         JURISDICTION AND STANDARD OF REVIEW

         ¶2 This court has jurisdiction to review unemployment benefit decisions pursuant to Arizona Revised Statutes (A.R.S.) § 41-1993(B) (2018).[1] We defer to the ALJ's factual findings unless they are arbitrary, capricious, or an abuse of discretion. Munguia v. Dep't of Econ. Sec, 159 Ariz. 157, 158-59 (App. 1988). However, this court draws its own legal conclusions and determines whether the Board properly interpreted the law and applied it to the facts. Avila v. Ariz. Dep't of Econ. Sec, 160 Ariz. 246, 248 (App. 1989).

         PROCEDURAL AND FACTUAL HISTORY

         ¶3 Employees work for the respondent employer, Chicanos Por La Causa (the non-profit), an Arizona non-profit corporation, at its childcare centers. The non-profit operates licensed childcare facilities for infants, toddlers and preschool children up to the age of five-years-old. The non-profit's childcare facilities administer federally funded Early Head Start and Migrant and Seasonal Head Start programs as part of its Early Childhood Development program.

         ¶4 Employee Maria Rosas worked as an infant and toddler teacher and employee Maria Castillo worked as a cook at the childcare center, in Somerton, Arizona. Employee Alicia Solorzano worked as a cook's assistant at the childcare center in Yuma, Arizona.[2] Employee Xochitl Correa worked as an infant and toddler teacher at the childcare center in San Luis, Arizona.[3]

         ¶5 Before each childcare center closed for the summer break, the employees all received a reasonable assurance of reemployment in the fall. Employees applied for, and were granted, unemployment benefits for the summer break. The non-profit appealed the deputy's determinations, and the department's Appeal Tribunal (Tribunal) held evidentiary hearings.

         ¶6 Relying on A.R.S. § 23-750(E)(5) (2018), the Tribunal reversed and found employees were not entitled to unemployment benefits. The Tribunal reasoned that the non-profit "provides services to or on behalf of an educational institution," namely the Gadsden, Somerton, and Yuma school districts (collectively, school districts), and that each employee "had reasonable assurance of reemployment for the following school year." For these reasons, it concluded that the employees were subject to the" between and within terms" exclusion to payment of unemployment benefits. Employees appealed to the Board, which adopted the Tribunal's reasoning and affirmed the denial of benefits.
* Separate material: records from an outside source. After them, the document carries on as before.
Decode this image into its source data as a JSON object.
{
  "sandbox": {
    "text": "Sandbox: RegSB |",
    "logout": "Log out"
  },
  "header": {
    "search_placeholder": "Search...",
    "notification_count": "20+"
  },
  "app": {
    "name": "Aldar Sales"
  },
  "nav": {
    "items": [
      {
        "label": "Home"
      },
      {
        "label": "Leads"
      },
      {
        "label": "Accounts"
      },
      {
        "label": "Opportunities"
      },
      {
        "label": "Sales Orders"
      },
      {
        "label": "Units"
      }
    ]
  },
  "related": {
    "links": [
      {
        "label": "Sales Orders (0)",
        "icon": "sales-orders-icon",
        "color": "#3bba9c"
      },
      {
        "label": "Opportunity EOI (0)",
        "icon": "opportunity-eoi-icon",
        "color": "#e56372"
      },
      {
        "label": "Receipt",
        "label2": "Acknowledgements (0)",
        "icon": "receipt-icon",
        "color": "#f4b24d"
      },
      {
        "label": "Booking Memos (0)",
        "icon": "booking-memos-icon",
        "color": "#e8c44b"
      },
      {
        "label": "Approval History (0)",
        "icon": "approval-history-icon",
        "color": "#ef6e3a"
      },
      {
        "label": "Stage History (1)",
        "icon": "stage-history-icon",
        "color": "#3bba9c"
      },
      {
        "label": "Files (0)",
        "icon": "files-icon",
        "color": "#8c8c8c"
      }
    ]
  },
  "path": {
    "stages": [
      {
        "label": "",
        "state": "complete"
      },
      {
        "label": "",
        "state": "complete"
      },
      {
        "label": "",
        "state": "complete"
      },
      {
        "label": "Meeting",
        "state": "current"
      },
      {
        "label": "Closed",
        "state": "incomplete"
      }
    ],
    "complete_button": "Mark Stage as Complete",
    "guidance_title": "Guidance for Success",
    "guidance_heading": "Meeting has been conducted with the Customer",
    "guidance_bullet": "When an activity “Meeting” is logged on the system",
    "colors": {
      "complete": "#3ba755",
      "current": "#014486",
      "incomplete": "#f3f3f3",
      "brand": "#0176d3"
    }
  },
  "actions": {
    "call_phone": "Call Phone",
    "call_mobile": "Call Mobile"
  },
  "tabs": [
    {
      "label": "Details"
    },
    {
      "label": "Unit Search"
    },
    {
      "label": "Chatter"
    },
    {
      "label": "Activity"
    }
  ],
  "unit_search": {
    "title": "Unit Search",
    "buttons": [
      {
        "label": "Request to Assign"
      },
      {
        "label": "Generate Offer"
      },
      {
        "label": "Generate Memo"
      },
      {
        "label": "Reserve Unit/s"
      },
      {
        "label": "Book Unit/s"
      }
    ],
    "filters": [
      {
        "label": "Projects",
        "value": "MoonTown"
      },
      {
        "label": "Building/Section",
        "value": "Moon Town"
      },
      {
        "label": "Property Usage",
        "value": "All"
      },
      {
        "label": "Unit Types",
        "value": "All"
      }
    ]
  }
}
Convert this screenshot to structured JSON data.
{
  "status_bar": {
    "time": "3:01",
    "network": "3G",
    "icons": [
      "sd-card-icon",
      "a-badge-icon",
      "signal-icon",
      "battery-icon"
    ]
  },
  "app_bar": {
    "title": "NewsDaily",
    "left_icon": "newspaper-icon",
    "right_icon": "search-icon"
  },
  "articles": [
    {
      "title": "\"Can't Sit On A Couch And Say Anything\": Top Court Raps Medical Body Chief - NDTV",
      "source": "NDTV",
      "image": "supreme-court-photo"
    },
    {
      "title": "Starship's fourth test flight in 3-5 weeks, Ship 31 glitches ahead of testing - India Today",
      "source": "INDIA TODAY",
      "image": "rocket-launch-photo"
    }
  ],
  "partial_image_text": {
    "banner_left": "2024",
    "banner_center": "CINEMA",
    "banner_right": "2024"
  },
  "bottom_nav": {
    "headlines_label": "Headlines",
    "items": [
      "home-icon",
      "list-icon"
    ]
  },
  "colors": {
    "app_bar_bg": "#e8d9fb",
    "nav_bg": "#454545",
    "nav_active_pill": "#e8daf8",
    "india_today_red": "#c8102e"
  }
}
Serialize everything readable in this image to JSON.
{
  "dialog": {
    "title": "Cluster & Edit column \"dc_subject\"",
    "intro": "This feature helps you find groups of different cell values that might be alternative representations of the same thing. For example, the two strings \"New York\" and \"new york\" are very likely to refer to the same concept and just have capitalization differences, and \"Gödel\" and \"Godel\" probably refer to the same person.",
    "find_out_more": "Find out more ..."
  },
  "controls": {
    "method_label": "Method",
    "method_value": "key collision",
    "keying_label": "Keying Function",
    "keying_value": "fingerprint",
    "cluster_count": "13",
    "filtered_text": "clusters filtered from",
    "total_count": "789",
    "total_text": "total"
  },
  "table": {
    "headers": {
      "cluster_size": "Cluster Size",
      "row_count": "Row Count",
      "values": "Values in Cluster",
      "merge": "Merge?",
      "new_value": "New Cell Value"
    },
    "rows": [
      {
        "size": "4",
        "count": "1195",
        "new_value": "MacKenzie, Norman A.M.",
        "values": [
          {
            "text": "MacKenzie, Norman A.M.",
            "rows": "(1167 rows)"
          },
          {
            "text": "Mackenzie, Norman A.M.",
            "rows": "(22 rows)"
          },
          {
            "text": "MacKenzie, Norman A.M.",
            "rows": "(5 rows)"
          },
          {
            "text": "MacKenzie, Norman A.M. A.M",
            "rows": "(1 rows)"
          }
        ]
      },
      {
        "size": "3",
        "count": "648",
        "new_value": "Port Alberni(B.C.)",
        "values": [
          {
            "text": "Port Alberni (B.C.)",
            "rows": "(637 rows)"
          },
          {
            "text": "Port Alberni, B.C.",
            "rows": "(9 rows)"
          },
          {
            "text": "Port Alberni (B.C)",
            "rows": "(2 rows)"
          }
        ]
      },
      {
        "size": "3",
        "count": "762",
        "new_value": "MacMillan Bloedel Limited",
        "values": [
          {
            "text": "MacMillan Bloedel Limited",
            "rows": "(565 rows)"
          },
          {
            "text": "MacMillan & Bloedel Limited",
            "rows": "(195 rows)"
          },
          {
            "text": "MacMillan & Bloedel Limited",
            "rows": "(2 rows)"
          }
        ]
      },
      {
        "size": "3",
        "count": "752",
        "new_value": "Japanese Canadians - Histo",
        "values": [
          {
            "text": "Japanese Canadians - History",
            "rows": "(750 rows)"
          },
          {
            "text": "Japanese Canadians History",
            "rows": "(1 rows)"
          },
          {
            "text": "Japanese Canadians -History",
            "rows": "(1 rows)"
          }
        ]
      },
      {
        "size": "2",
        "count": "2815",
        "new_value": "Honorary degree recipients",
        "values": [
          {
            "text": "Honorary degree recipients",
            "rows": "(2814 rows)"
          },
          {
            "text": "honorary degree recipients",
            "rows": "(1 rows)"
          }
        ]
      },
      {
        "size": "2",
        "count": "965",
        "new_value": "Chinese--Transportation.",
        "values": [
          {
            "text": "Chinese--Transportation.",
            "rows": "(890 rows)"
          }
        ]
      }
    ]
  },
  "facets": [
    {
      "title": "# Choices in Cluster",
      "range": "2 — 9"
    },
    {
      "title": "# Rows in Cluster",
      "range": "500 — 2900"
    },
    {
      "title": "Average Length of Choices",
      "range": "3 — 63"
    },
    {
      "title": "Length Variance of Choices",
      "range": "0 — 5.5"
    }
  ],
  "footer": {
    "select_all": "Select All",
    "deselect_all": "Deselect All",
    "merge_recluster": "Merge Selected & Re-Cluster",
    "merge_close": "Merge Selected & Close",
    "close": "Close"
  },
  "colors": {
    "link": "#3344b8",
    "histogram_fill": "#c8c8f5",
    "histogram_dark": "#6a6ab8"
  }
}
         ¶7 Employees timely filed applications for appeal to this court. We granted leave to appeal and ...


Buy This Entire Record For $7.95

Download the entire decision to receive the complete text, official citation,
docket number, dissents and concurrences, and footnotes for this case.

Learn more about what you receive with purchase of this case.